* **Work required**
Print each entry as it appears. Images stay out of the copy.

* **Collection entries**
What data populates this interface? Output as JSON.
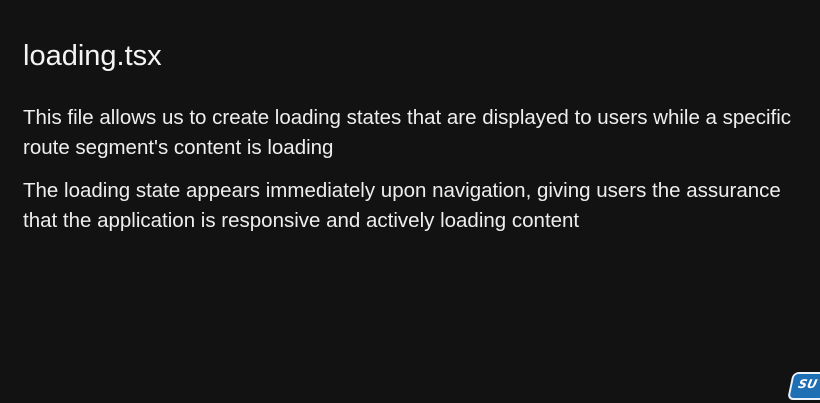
{
  "slide": {
    "title": "loading.tsx",
    "paragraphs": [
      "This file allows us to create loading states that are displayed to users while a specific route segment's content is loading",
      "The loading state appears immediately upon navigation, giving users the assurance that the application is responsive and actively loading content"
    ]
  },
  "badge": {
    "text": "SU",
    "color": "#1f6fb5"
  },
  "colors": {
    "background": "#121212",
    "text": "#eeeeee"
  }
}
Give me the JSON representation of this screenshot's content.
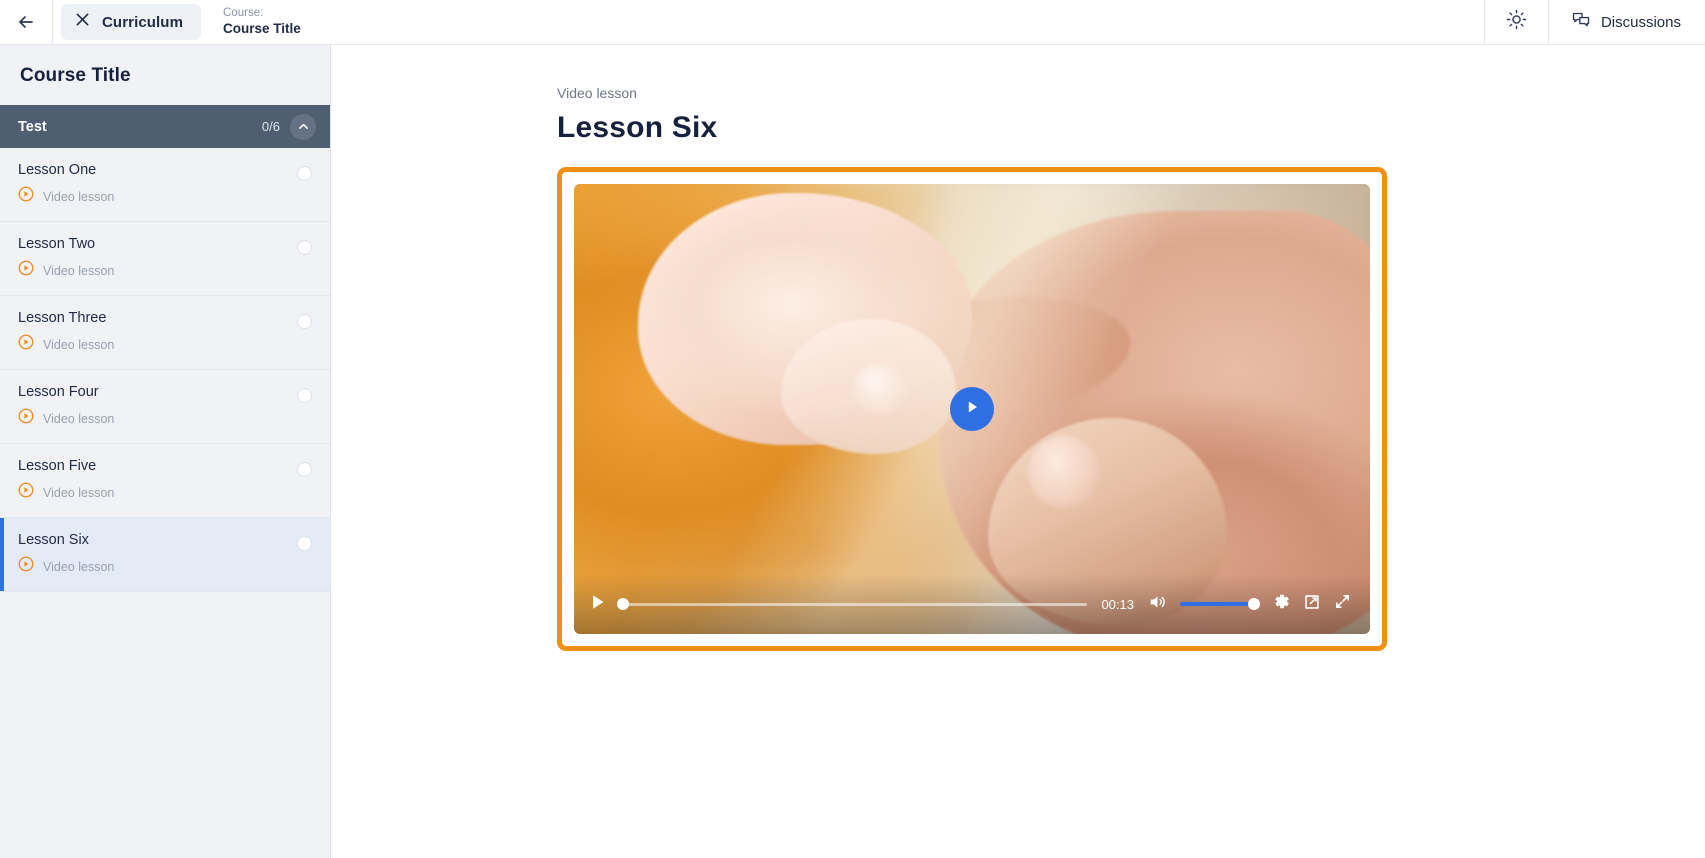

* **Written solution**
What data populates this interface? Output as JSON.
{
  "slide": {
    "title": "loading.tsx",
    "paragraphs": [
      "This file allows us to create loading states that are displayed to users while a specific route segment's content is loading",
      "The loading state appears immediately upon navigation, giving users the assurance that the application is responsive and actively loading content"
    ]
  },
  "badge": {
    "text": "SU",
    "color": "#1f6fb5"
  },
  "colors": {
    "background": "#121212",
    "text": "#eeeeee"
  }
}
Give me the JSON representation of this screenshot's content.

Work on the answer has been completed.